EXTRACTED MATERIAL:
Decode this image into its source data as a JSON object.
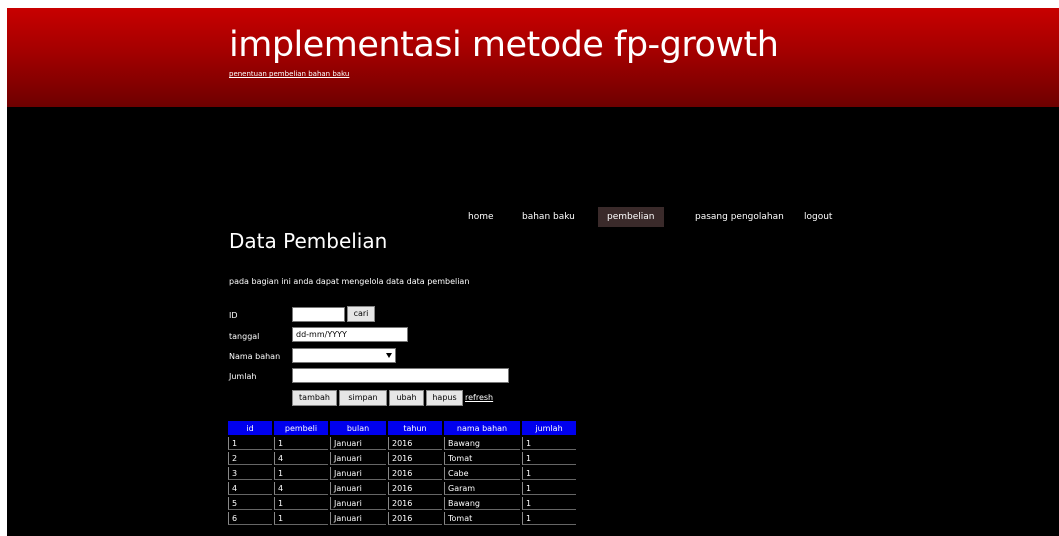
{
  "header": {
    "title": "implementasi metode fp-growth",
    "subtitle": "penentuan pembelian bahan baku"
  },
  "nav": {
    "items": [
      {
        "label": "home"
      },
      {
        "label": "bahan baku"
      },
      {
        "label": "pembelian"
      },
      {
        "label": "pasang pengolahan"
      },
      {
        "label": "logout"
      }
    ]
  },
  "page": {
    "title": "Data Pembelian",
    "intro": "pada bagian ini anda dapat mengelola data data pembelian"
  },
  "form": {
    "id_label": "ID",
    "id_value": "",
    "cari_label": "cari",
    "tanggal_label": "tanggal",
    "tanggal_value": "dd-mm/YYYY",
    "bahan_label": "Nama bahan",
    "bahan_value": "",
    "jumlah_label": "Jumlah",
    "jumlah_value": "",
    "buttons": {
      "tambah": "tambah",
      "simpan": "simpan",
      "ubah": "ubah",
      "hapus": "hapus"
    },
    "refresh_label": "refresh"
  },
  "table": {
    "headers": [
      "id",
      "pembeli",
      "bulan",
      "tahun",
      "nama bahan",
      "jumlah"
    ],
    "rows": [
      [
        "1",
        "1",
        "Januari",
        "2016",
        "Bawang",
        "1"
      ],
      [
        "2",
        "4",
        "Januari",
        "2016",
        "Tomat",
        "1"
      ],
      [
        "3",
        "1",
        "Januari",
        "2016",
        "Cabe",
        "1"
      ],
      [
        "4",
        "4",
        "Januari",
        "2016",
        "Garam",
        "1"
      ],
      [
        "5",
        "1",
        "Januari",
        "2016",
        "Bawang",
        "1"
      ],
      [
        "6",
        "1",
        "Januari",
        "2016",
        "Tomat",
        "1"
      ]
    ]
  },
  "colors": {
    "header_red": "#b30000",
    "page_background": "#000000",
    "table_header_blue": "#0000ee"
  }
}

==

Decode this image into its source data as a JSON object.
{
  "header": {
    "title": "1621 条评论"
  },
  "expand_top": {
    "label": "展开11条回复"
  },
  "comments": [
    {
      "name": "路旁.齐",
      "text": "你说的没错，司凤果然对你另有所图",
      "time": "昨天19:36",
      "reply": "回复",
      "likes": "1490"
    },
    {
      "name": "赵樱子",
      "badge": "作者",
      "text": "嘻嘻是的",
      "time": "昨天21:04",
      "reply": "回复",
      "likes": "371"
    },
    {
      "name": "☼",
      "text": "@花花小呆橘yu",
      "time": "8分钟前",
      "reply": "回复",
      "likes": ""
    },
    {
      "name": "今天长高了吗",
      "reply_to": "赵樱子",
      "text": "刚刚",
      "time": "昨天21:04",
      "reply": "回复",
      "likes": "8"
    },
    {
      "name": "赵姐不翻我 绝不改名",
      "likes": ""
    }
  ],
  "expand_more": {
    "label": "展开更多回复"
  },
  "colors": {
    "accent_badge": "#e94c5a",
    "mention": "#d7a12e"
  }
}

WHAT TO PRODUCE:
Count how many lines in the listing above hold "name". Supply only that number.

EXPECTED ANSWER:
5